◆ Work item ◆
For this exercise, copy each line of the records that contains the word "selected".

++++ Information

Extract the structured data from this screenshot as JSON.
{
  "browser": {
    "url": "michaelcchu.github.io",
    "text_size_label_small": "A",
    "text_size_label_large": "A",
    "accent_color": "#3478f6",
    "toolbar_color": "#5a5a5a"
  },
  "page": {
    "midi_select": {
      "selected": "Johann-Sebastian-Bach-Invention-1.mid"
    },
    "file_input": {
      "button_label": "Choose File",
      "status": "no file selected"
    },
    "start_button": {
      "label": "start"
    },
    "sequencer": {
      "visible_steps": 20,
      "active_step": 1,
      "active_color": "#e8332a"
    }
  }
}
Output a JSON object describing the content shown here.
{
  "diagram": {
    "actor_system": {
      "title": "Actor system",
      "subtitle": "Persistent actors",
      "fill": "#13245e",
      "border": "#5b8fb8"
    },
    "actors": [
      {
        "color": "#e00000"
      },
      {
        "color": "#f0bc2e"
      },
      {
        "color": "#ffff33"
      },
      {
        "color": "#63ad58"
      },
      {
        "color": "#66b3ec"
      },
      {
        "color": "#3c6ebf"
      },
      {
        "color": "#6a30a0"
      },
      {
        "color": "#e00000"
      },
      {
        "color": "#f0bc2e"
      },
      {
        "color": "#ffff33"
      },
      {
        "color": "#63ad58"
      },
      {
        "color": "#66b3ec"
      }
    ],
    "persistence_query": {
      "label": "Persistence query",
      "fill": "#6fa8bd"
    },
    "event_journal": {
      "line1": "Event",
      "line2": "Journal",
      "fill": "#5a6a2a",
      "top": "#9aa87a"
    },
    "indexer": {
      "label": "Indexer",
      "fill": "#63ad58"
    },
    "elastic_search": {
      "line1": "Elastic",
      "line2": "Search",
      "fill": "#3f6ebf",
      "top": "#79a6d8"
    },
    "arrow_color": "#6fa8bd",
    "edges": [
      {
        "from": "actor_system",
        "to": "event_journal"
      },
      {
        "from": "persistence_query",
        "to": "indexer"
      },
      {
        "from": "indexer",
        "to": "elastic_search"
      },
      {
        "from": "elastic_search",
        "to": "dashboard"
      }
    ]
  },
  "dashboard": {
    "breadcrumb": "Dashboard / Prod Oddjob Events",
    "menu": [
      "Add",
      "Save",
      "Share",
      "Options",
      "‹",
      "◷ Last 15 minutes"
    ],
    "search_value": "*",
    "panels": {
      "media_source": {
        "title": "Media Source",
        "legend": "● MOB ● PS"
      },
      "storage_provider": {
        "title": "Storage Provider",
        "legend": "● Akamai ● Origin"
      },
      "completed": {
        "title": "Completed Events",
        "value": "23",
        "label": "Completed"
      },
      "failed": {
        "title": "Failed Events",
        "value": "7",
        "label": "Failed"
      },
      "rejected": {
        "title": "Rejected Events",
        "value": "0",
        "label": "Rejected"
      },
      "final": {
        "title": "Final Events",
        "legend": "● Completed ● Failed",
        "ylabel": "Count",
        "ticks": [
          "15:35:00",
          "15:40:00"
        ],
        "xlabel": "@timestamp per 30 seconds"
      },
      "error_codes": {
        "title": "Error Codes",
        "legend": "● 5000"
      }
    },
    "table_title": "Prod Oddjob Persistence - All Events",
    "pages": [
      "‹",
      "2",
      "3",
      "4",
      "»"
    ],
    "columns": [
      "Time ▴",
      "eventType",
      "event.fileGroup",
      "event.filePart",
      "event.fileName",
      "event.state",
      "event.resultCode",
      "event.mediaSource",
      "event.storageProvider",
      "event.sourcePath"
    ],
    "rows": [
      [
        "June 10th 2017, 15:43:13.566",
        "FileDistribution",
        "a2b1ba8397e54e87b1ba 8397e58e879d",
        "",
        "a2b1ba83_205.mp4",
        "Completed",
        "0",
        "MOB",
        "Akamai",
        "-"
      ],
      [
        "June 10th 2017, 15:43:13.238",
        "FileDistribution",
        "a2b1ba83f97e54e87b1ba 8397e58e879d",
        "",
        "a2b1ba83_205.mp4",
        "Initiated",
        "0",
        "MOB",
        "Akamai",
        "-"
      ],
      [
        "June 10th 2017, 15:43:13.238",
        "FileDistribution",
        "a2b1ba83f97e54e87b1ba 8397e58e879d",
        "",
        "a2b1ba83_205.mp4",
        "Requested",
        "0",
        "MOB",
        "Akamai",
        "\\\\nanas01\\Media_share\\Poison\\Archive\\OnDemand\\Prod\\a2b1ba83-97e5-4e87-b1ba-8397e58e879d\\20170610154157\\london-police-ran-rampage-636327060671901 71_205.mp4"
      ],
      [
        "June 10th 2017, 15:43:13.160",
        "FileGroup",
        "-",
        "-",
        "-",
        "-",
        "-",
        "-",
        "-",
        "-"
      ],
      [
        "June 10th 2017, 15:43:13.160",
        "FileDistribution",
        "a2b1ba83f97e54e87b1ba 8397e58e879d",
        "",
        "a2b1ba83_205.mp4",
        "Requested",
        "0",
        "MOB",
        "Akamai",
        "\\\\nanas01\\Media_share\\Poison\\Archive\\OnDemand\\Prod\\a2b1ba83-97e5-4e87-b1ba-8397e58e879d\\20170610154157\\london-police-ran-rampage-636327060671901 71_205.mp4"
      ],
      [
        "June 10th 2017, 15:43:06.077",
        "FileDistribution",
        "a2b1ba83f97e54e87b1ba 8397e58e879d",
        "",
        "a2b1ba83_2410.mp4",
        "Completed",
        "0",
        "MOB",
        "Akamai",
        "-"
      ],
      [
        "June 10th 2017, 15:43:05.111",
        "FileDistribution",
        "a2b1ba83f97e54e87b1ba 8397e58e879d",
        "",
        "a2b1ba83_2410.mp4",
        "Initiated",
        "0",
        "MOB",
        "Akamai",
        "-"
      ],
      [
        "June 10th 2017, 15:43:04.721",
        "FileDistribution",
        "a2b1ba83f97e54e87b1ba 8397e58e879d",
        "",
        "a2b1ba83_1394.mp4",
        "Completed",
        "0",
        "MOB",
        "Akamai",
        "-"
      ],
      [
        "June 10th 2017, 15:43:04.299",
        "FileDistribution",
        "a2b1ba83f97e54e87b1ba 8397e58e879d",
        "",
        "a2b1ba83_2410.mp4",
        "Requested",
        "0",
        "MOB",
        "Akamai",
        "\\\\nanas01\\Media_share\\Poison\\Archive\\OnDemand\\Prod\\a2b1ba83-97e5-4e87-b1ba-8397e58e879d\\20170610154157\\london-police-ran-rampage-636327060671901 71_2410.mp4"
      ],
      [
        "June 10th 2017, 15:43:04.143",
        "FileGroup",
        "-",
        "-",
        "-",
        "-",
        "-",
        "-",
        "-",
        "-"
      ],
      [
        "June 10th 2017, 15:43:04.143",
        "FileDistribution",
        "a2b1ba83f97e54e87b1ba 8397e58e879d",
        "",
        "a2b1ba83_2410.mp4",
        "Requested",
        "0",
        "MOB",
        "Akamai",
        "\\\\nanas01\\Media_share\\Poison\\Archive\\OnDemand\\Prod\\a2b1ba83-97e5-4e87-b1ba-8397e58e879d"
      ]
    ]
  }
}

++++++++

◆ Output ◆
      "selected": "Johann-Sebastian-Bach-Invention-1.mid"
      "status": "no file selected"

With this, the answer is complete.